-- Problem --
Please, without the pictures, restate every entry exactly.

Dataset items
····················

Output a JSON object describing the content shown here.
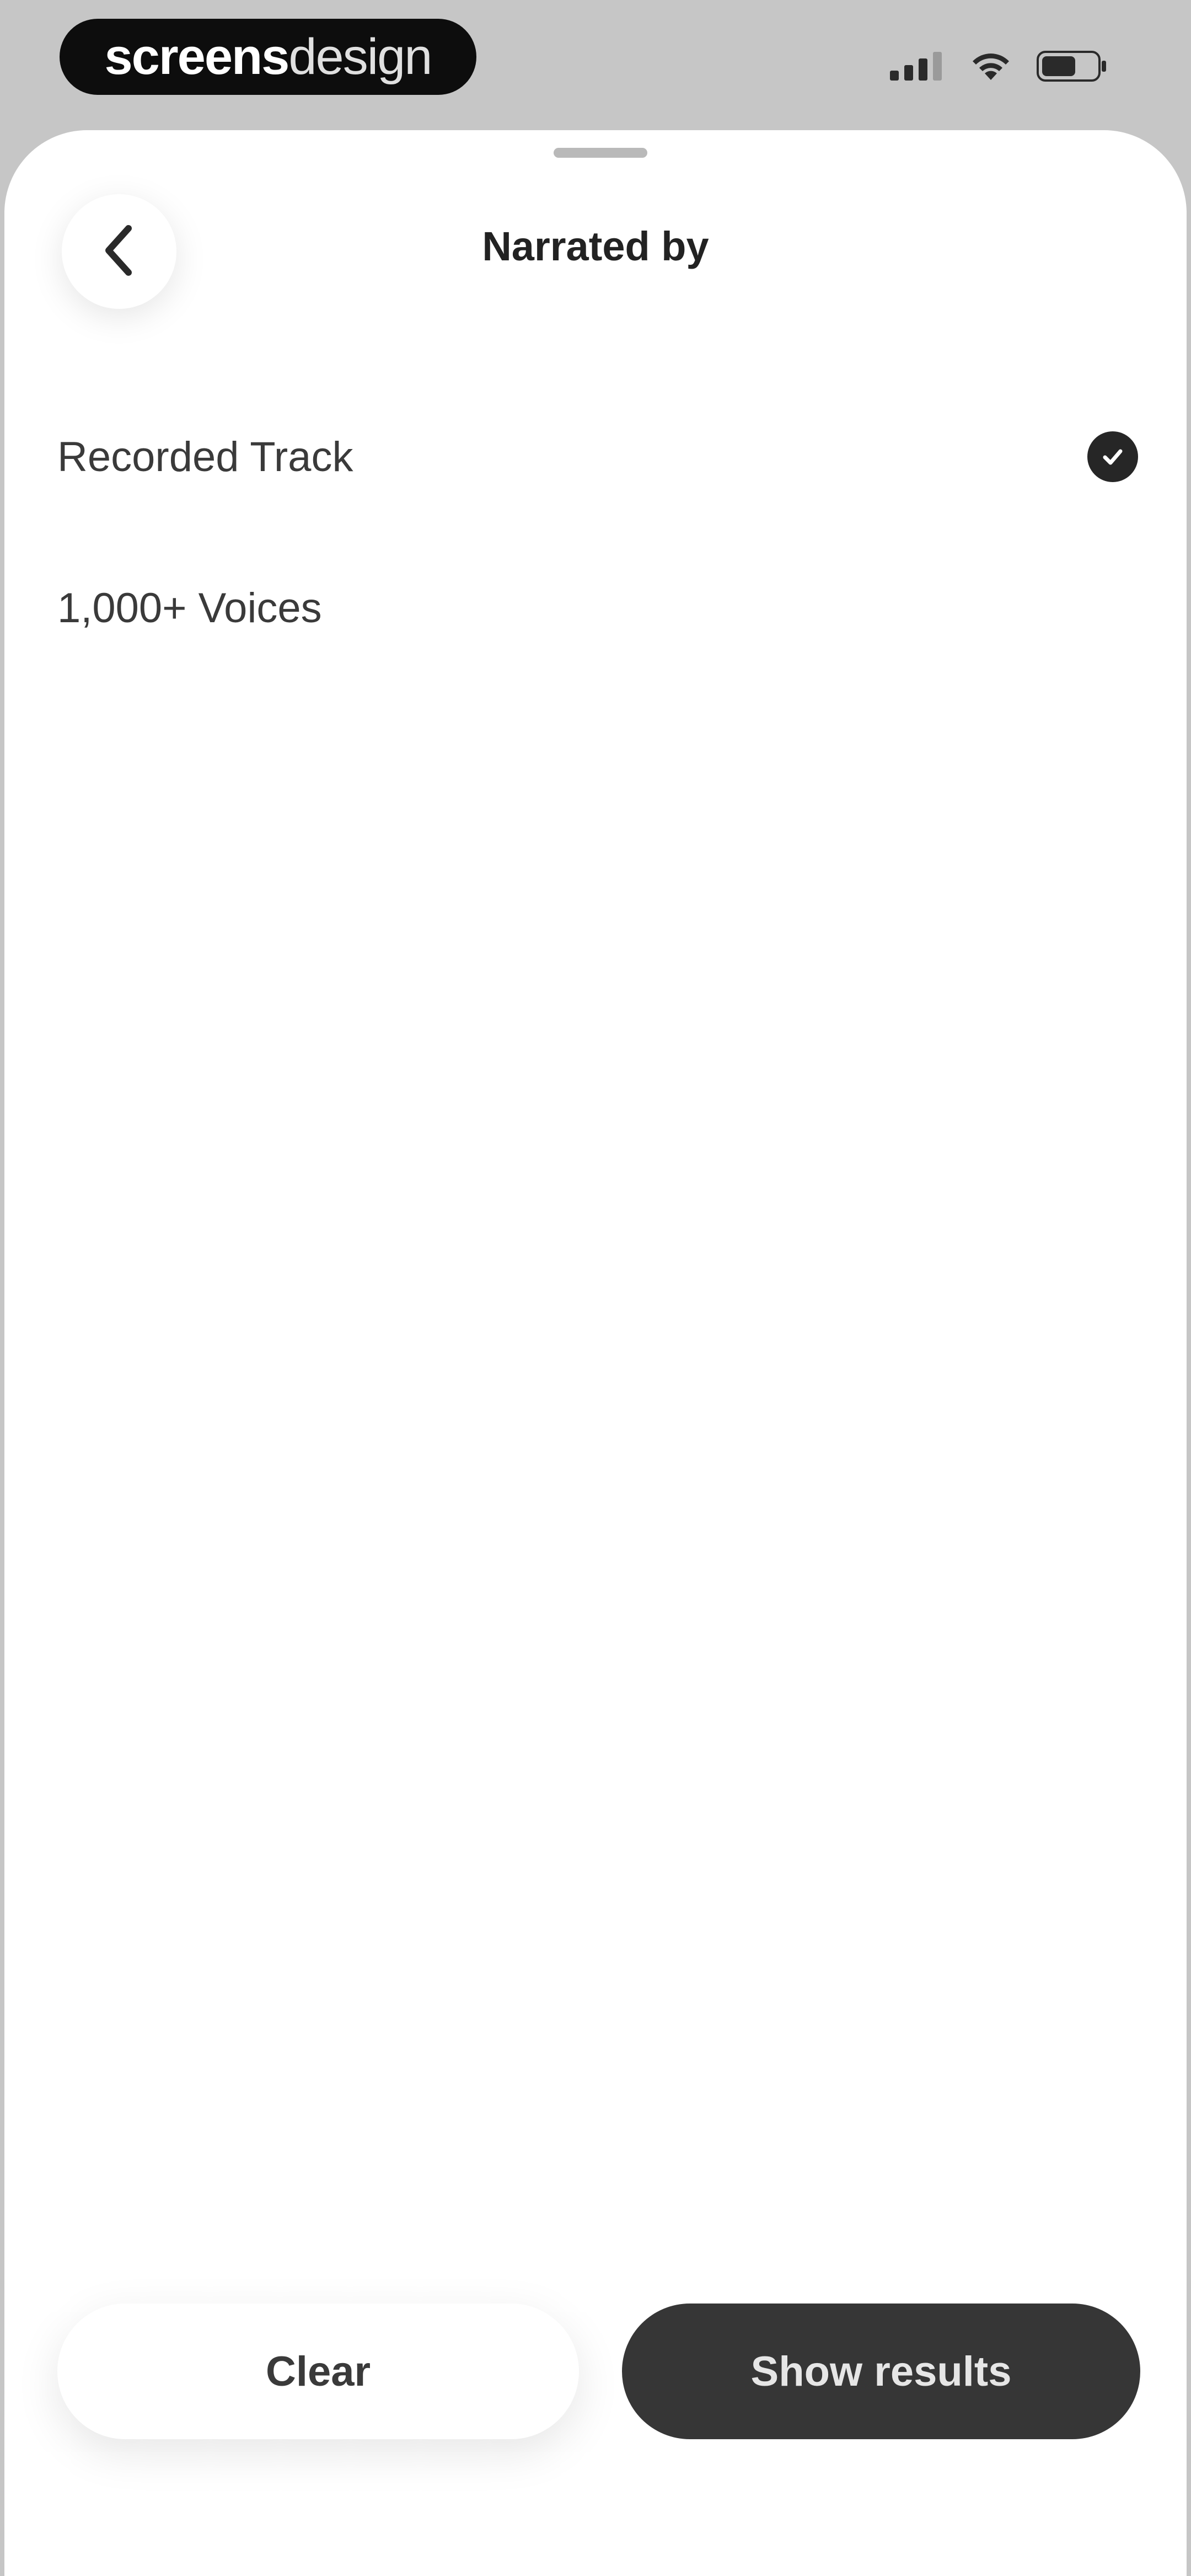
{
  "status_bar": {
    "brand_bold": "screens",
    "brand_light": "design",
    "signal_icon": "cellular-signal-icon",
    "wifi_icon": "wifi-icon",
    "battery_icon": "battery-icon"
  },
  "sheet": {
    "title": "Narrated by",
    "back_icon": "chevron-left-icon"
  },
  "options": [
    {
      "label": "Recorded Track",
      "selected": true
    },
    {
      "label": "1,000+ Voices",
      "selected": false
    }
  ],
  "footer": {
    "clear_label": "Clear",
    "show_results_label": "Show results"
  },
  "colors": {
    "primary_dark": "#363636",
    "background": "#ffffff",
    "status_bg": "#c6c6c6"
  }
}
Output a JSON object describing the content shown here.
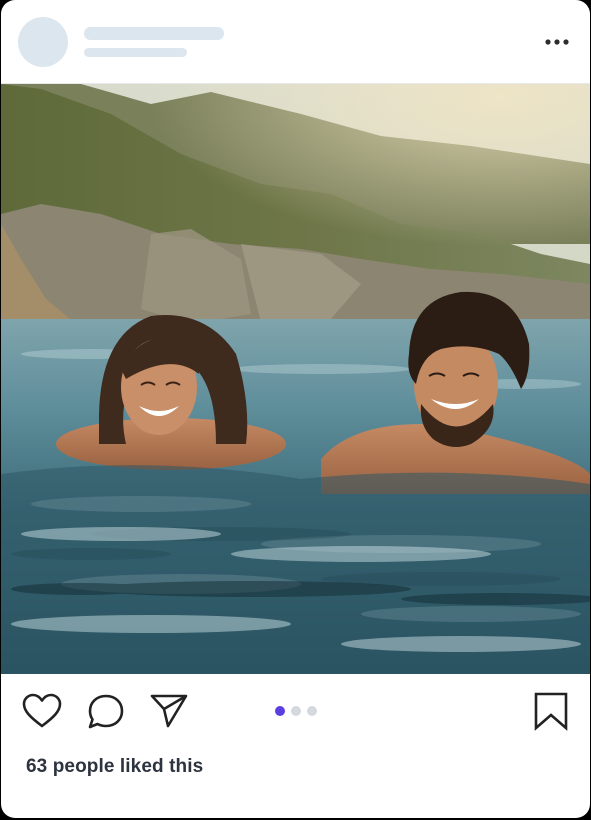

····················

-- Written answer --
Output a JSON object describing the content shown here.
{
  "status_bar": {
    "brand_bold": "screens",
    "brand_light": "design",
    "signal_icon": "cellular-signal-icon",
    "wifi_icon": "wifi-icon",
    "battery_icon": "battery-icon"
  },
  "sheet": {
    "title": "Narrated by",
    "back_icon": "chevron-left-icon"
  },
  "options": [
    {
      "label": "Recorded Track",
      "selected": true
    },
    {
      "label": "1,000+ Voices",
      "selected": false
    }
  ],
  "footer": {
    "clear_label": "Clear",
    "show_results_label": "Show results"
  },
  "colors": {
    "primary_dark": "#363636",
    "background": "#ffffff",
    "status_bg": "#c6c6c6"
  }
}
Output a JSON object describing the content shown here.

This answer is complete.